## How to complete this task
The answer must be every line of the records below that contains the word "MCpalestreMC".
--- START ---
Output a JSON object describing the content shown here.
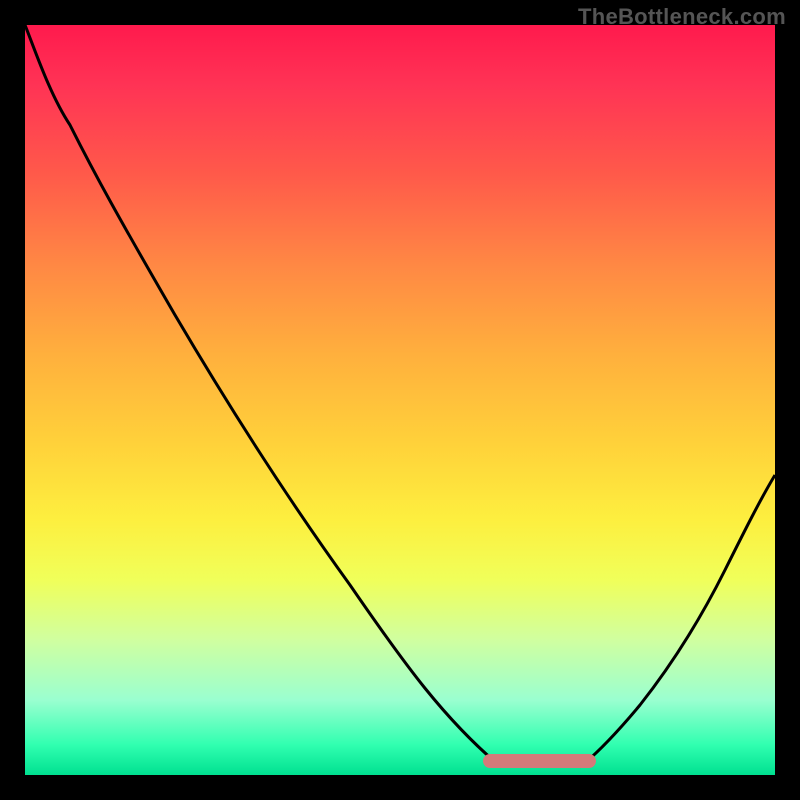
{
  "watermark": "TheBottleneck.com",
  "chart_data": {
    "type": "line",
    "title": "",
    "xlabel": "",
    "ylabel": "",
    "xlim": [
      0,
      1
    ],
    "ylim": [
      0,
      1
    ],
    "left_curve": {
      "x": [
        0.0,
        0.02,
        0.06,
        0.12,
        0.2,
        0.3,
        0.4,
        0.5,
        0.58,
        0.635
      ],
      "y": [
        1.0,
        0.96,
        0.87,
        0.76,
        0.62,
        0.47,
        0.33,
        0.19,
        0.085,
        0.01
      ]
    },
    "right_curve": {
      "x": [
        0.74,
        0.78,
        0.82,
        0.86,
        0.9,
        0.94,
        0.97,
        1.0
      ],
      "y": [
        0.01,
        0.03,
        0.065,
        0.115,
        0.18,
        0.26,
        0.33,
        0.4
      ]
    },
    "pink_segment": {
      "x_start": 0.61,
      "x_end": 0.76,
      "y": 0.018
    },
    "background_gradient": {
      "top": "#ff1a4d",
      "bottom": "#00e090"
    }
  }
}
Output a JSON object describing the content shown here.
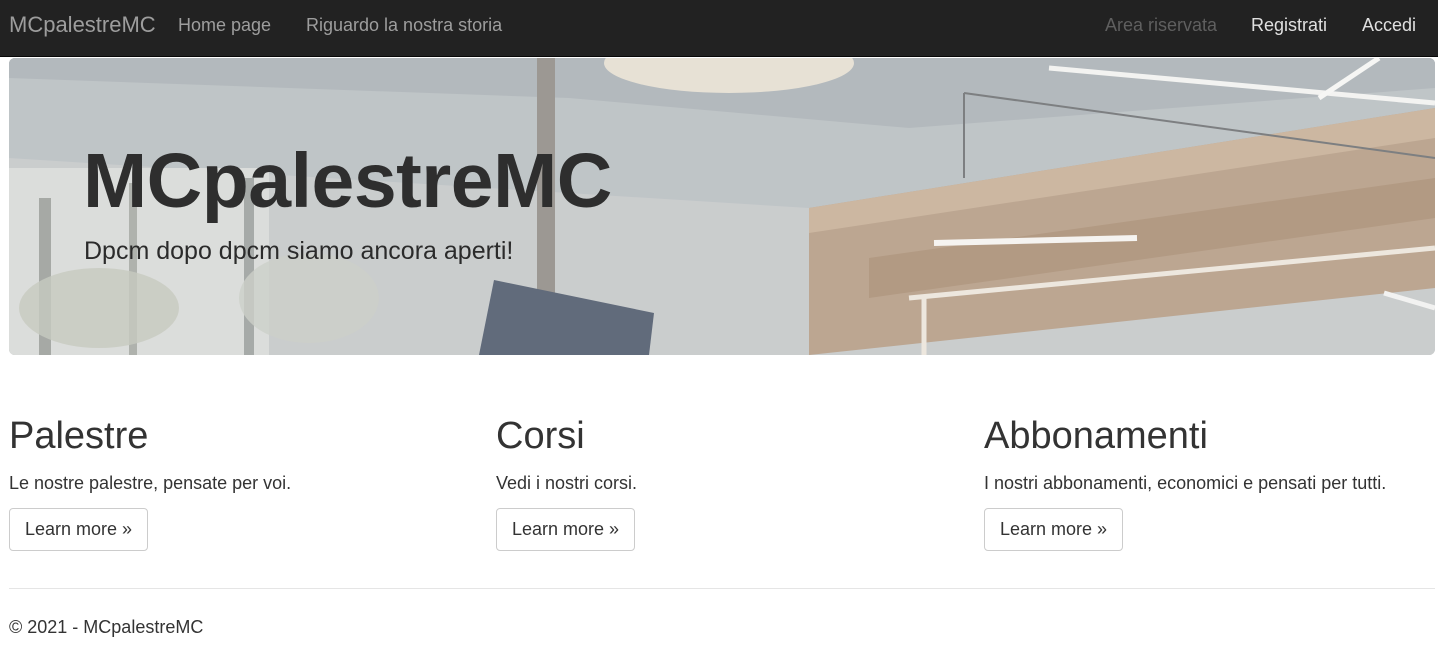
{
  "navbar": {
    "brand": "MCpalestreMC",
    "left_links": [
      {
        "label": "Home page"
      },
      {
        "label": "Riguardo la nostra storia"
      }
    ],
    "right_links": [
      {
        "label": "Area riservata"
      },
      {
        "label": "Registrati"
      },
      {
        "label": "Accedi"
      }
    ]
  },
  "hero": {
    "title": "MCpalestreMC",
    "subtitle": "Dpcm dopo dpcm siamo ancora aperti!"
  },
  "features": [
    {
      "title": "Palestre",
      "text": "Le nostre palestre, pensate per voi.",
      "button": "Learn more »"
    },
    {
      "title": "Corsi",
      "text": "Vedi i nostri corsi.",
      "button": "Learn more »"
    },
    {
      "title": "Abbonamenti",
      "text": "I nostri abbonamenti, economici e pensati per tutti.",
      "button": "Learn more »"
    }
  ],
  "footer": {
    "text": "© 2021 - MCpalestreMC"
  },
  "colors": {
    "navbar_bg": "#222222",
    "nav_text": "#9d9d9d",
    "nav_text_active": "#e0e0e0",
    "nav_text_disabled": "#5f5f5f",
    "body_text": "#333333"
  }
}
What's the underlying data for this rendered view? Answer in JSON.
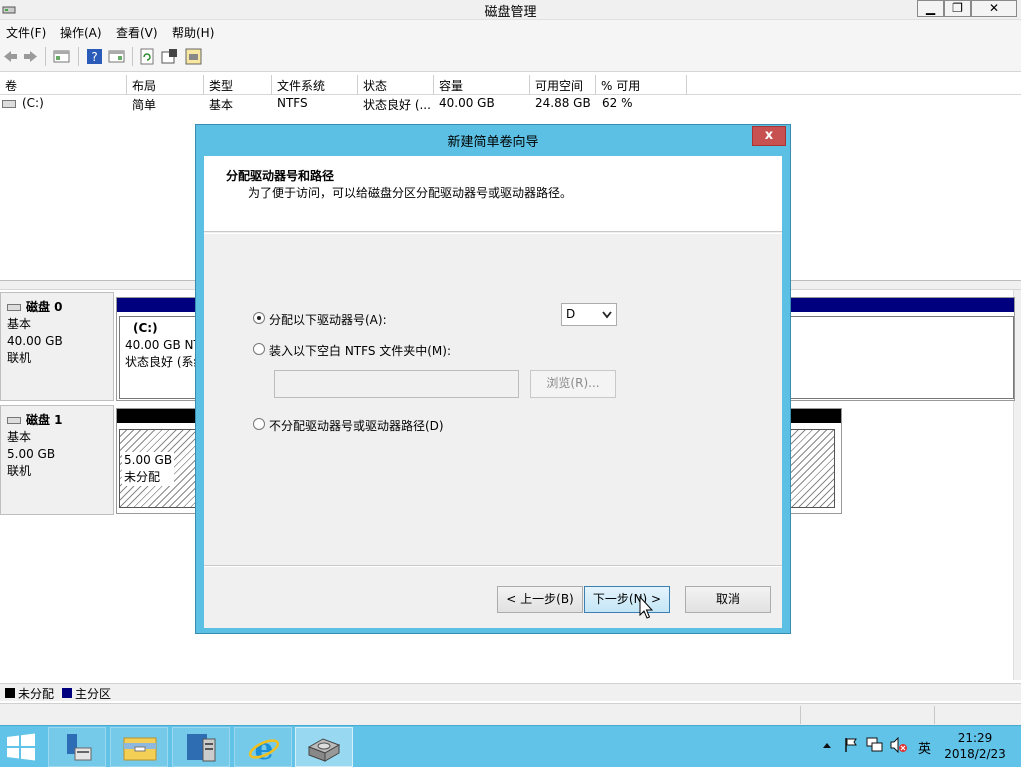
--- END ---
## Your solution
    "brand": "MCpalestreMC",
    "title": "MCpalestreMC",
    "text": "© 2021 - MCpalestreMC"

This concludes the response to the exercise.